I scribble barely legible scrawls on scraps of paper at Starbucks while meeting with potential clients over a decaf latte. I pound away on my iPad during conferences to capture the words of wisdom being spouted from the front of the room, and I keep extensive handwritten and online lists on everything from business development to-do’s, to actions I need my assistant to execute.
However, all this list making and note taking can take its toll. At one point, I had so many notes in so many different places that finding what I needed was like locating a needle in a haystack. I knew I needed help; I just wasn’t sure where to get it.
A recent report by Forrester Research on the note-taking habits of American information workers (employed adults who use a computer for work) concluded that while 87 percent of workers make use of handwritten notes, 75 percent see value in the ability to computerize, index and search handwritten notes and associated audio.
The survey also found that 38 percent of workers use handwritten notes to organize their priorities through to-do lists and 67 percent of workers felt that better note taking would improve both their personal job performance and decision making within their organizations — my thoughts exactly.
So it was with traditional pen in hand and hope in my heart that I set out to find a few tools I could easily (and quickly) integrate into my data-filled day to transform my note taking from chaotic to the composed. Here’s what I found:
Evernote: This is the cloud software solution that has as its tagline “Remember Everything,” and using Evernote, I do. The system, which functions as a digital filing cabinet, allows you to capture in one easy-to-search digital storage location all the notes you create for any topic, client, project, idea, etc.
It also enables you to add snapshots of web pages, link a URL to a particular note and attach audio files and photos. It’s set up to constantly synchronize across all platforms, so it’s accessible wherever you go. If all the above is not enough to make you click on the live link, consider this — it’s free.

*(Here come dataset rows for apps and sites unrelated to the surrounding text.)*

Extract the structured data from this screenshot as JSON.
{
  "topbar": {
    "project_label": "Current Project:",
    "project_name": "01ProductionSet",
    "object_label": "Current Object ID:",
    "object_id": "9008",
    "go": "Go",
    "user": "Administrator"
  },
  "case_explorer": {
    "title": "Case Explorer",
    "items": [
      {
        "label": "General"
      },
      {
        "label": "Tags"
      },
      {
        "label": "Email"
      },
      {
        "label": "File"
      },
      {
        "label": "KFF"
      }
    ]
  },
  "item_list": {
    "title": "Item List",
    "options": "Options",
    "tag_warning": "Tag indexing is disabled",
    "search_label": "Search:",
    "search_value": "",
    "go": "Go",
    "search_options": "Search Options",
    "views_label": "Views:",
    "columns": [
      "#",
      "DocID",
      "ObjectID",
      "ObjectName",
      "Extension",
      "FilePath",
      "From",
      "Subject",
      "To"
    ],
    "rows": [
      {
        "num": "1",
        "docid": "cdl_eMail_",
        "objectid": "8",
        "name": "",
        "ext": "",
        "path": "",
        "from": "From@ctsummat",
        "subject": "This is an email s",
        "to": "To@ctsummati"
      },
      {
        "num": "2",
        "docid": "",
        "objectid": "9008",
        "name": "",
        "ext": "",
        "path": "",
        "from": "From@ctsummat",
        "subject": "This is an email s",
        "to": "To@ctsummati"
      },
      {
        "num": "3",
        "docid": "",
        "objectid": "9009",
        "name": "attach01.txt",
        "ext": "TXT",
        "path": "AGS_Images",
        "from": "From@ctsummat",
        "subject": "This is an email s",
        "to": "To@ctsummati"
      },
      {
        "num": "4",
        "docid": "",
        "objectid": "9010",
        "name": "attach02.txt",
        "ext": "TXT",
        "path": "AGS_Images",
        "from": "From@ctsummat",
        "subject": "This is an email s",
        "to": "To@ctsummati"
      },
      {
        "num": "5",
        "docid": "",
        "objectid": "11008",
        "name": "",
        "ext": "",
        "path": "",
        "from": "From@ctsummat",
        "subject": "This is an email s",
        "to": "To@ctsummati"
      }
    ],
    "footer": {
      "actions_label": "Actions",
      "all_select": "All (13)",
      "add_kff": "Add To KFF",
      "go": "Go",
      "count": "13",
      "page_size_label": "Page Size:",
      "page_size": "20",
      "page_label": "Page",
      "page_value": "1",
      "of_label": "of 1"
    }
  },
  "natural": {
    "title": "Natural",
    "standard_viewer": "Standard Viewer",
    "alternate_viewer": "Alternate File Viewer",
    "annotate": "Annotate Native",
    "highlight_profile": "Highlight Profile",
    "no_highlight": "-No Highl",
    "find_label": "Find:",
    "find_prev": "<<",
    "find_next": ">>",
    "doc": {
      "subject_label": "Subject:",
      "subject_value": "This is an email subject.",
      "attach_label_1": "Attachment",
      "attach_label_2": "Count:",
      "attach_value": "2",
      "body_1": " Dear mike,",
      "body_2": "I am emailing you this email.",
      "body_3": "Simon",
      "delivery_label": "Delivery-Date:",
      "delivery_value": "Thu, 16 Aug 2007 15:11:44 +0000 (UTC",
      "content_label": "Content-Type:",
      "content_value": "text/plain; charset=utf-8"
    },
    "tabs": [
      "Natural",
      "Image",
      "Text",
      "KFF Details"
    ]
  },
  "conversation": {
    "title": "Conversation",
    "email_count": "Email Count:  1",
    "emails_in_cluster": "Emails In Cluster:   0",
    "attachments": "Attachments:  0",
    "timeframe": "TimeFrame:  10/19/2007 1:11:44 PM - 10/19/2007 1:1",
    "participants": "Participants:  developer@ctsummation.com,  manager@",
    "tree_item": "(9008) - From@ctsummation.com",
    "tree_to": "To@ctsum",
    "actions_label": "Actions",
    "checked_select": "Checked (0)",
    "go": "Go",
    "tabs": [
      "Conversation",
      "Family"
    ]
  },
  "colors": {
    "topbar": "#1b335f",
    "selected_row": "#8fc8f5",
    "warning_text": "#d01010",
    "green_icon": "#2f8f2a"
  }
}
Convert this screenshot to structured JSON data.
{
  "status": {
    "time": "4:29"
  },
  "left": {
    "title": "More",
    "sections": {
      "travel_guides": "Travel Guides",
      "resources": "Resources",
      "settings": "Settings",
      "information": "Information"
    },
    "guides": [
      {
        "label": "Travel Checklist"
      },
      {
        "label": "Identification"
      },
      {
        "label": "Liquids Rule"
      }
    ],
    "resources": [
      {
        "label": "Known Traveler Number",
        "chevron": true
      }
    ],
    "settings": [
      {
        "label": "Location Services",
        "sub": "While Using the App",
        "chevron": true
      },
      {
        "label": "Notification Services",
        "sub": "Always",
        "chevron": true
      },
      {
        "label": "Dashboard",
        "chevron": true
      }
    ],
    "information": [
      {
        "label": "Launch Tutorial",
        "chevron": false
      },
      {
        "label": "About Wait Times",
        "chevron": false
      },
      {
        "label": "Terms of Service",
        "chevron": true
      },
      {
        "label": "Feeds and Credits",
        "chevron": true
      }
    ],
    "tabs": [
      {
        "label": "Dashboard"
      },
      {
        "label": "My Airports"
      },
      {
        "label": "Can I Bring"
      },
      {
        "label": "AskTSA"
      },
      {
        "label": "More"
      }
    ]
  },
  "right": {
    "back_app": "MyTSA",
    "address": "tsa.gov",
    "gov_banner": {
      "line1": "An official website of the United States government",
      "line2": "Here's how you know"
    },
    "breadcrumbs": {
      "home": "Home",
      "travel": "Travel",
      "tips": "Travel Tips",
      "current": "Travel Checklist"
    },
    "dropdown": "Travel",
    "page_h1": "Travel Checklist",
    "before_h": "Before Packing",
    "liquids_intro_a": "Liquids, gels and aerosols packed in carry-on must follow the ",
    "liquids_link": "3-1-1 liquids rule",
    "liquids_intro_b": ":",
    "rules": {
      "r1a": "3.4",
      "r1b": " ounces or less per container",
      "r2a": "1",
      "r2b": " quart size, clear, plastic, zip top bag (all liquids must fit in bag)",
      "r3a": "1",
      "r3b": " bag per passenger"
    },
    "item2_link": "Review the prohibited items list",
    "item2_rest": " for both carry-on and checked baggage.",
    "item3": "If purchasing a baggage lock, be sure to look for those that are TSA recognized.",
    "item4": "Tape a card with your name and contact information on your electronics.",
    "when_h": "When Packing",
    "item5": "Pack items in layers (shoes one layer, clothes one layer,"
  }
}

The Livescribe Pen: I came across this at a conference recently when I saw a colleague holding an intriguing pen-like object in her hand. When I inquired about this high-tech device, she told me it was an Echo smartpen by Livescribe.
The pen, which has a built-in microphone, can capture meetings and lectures and then, via a USB connector, transfer both the audio and corresponding written notes (penned on special paper provided by the company) to your computer.
On the spot, I sent myself an email to look into buying one. As serendipity would have it, I was invited to attend a press conference two weeks later revealing the results of Forrester’s note-taking survey hosted by the study’s sponsor, none other than Livescribe. I asked for and received a pen to take home and test and was hooked from the first demo.
Today I never go to a meeting, interview, conference or seminar without it, and my ability to focus on what is being said, rather than worry about getting every detail nailed down, has been vastly enhanced. Cost: US$99.95
Zenbe Lists: Billing itself as “simple, shared task lists,” this app was built so that you can easily share your grocery list with your spouse or collaborate with a co-worker on a project. But what I like best about Zenbe Lists is its simplicity.
I’ve used other similar to-do programs in the past and always found them too cumbersome or complicated. When it comes to list management, I am a firm believer in the K.I.S.S. method. This app automatically synchs across all platforms and has the basic key features I need such as due dates, priority and custom sorting. Cost: US$5.00
Today, with these three technology solutions, instead of emailing myself a to-do or scribbling my brainstorm on a Starbucks’s napkin, I can note what I want to note in simple 2.0 style.
What’s your biggest note-taking challenge? We would love to hear your comments.
Karen Leland is a freelance journalist, best-selling author and president of Sterling Marketing Group, where she helps businesses negotiate the wired world of today’s media landscape — social and otherwise.